---------- SOURCE RECORDS

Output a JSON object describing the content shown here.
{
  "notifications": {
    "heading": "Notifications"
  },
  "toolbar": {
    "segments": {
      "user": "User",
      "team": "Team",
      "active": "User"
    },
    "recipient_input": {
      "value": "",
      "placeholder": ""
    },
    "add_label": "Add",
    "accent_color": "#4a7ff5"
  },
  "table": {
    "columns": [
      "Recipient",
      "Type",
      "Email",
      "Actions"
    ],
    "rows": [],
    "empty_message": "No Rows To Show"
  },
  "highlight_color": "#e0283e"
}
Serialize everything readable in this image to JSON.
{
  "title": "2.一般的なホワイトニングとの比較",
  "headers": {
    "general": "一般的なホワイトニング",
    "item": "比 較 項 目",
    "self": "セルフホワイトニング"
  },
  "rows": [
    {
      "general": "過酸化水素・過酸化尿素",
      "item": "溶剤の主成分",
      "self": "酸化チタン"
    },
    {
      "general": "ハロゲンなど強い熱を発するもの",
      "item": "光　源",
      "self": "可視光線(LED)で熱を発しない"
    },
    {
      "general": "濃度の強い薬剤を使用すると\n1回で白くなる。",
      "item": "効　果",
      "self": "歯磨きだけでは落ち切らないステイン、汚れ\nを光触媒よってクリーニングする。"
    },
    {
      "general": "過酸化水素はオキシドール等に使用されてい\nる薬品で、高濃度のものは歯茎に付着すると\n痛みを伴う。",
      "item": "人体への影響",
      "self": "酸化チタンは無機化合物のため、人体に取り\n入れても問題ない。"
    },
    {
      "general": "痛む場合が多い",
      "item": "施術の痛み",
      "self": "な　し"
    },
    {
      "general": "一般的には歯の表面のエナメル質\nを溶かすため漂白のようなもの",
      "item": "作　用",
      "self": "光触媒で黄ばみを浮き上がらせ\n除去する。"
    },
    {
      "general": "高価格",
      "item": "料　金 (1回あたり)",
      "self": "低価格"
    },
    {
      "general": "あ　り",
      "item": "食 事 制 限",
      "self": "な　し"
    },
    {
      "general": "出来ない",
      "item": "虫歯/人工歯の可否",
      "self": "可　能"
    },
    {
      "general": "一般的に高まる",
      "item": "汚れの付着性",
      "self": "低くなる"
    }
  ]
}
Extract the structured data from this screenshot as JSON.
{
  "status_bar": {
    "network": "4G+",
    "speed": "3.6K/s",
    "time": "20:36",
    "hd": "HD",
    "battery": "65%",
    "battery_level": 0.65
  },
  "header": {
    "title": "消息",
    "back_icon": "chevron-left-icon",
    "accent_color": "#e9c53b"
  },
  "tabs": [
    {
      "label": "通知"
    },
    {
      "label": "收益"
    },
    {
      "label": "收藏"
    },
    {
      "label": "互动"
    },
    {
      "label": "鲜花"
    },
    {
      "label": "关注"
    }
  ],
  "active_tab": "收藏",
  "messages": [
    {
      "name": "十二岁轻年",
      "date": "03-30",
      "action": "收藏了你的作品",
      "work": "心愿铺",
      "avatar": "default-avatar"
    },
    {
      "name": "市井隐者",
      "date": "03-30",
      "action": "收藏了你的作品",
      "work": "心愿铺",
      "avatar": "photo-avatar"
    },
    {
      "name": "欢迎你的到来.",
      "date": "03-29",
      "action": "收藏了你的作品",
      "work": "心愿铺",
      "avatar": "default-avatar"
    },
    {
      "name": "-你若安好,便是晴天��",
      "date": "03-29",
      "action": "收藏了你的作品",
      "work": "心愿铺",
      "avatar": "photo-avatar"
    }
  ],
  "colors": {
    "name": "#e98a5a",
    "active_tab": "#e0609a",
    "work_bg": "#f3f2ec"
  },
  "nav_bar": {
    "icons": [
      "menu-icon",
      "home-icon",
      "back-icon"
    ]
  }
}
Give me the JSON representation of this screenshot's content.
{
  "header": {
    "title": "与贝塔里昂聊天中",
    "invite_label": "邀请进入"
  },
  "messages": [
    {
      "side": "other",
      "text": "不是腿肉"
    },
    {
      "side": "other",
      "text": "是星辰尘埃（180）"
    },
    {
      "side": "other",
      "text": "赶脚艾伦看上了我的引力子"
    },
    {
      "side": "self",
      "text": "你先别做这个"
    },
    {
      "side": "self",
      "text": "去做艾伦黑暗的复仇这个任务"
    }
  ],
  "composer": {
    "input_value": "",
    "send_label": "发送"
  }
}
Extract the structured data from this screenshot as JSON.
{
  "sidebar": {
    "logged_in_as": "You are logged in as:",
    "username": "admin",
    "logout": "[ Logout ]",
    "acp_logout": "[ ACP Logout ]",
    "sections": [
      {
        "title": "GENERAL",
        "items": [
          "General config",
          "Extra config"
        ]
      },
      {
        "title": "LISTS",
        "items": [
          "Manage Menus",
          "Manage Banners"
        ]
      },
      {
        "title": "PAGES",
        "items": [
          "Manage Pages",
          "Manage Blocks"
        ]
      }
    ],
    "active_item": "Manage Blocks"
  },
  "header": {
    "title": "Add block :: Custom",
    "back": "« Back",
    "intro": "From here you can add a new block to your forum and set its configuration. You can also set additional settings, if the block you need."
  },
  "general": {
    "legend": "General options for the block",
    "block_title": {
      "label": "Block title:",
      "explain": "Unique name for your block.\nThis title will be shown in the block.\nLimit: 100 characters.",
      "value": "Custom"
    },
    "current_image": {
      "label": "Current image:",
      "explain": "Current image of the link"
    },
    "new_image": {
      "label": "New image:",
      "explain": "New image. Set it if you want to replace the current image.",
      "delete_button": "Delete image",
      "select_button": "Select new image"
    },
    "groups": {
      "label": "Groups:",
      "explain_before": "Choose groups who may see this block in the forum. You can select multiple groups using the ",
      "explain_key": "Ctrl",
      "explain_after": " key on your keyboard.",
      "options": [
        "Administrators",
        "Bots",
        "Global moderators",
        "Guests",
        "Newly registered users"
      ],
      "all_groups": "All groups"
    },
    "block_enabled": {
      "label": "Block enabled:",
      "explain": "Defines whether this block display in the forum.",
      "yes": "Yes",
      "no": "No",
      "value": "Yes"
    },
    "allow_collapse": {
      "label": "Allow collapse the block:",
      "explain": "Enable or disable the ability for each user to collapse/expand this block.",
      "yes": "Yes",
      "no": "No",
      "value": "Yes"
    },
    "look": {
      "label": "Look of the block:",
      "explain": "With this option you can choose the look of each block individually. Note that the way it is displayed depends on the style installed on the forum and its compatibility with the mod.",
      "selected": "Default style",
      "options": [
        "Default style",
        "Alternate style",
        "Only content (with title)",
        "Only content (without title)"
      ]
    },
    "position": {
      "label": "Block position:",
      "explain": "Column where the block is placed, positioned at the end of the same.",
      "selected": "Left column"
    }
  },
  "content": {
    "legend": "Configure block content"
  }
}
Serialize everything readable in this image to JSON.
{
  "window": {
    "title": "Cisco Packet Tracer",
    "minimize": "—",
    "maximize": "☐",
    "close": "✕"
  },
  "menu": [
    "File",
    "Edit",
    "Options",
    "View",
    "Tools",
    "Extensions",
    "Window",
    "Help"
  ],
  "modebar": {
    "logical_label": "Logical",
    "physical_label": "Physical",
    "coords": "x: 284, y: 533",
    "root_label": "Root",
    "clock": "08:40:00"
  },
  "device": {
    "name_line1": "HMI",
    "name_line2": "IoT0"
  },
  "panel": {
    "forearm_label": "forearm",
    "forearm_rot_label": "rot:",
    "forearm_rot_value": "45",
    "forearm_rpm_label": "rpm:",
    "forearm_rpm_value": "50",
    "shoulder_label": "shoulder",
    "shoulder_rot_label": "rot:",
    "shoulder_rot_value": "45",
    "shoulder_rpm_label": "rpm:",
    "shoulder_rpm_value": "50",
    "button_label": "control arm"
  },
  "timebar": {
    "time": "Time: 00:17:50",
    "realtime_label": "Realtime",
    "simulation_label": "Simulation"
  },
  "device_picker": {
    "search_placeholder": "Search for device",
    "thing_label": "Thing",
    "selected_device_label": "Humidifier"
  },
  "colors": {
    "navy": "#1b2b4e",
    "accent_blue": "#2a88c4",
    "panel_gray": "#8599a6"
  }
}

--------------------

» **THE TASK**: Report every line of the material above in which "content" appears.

» **OUTPUT OF THE EXERCISE**:
Output a JSON object describing the content shown here.
Give me the JSON representation of this screenshot's content.
        "Only content (with title)",
        "Only content (without title)"
  "content": {
    "legend": "Configure block content"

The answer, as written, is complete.